Element data from apps and pages:
* * * * * * * * *
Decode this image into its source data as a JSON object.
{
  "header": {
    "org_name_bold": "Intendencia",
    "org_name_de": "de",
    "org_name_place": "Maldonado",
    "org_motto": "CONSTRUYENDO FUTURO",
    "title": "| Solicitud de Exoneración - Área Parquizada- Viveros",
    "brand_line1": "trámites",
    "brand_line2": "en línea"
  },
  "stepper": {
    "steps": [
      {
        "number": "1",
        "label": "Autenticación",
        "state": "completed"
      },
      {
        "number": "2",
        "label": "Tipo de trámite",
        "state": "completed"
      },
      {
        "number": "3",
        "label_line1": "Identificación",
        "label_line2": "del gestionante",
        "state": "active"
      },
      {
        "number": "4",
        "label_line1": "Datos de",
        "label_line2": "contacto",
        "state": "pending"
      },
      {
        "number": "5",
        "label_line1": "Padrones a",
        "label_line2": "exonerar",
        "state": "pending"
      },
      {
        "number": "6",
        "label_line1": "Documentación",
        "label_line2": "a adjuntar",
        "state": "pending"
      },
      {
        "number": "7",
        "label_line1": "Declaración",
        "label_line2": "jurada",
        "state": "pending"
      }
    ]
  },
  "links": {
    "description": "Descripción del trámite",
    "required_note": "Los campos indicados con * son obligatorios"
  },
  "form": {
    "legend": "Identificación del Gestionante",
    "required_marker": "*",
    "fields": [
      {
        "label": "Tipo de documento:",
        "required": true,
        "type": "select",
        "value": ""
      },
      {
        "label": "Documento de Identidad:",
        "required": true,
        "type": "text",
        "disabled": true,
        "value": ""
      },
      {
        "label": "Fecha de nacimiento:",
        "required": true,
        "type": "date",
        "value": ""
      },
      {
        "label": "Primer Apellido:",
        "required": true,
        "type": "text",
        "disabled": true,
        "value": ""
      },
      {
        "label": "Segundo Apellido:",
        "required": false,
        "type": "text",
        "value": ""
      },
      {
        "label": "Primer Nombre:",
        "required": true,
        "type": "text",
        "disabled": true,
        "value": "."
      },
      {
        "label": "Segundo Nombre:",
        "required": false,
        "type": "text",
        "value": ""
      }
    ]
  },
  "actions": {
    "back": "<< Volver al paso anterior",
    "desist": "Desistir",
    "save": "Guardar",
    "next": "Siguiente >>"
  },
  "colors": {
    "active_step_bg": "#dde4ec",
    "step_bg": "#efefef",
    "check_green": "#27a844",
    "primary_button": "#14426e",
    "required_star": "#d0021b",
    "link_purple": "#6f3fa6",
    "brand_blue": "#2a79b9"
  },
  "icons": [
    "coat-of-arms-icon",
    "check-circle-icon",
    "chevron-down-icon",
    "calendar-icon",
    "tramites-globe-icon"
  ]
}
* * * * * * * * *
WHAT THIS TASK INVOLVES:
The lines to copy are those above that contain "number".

RESPONSE TO THE TASK:
        "number": "1",
        "number": "2",
        "number": "3",
        "number": "4",
        "number": "5",
        "number": "6",
        "number": "7",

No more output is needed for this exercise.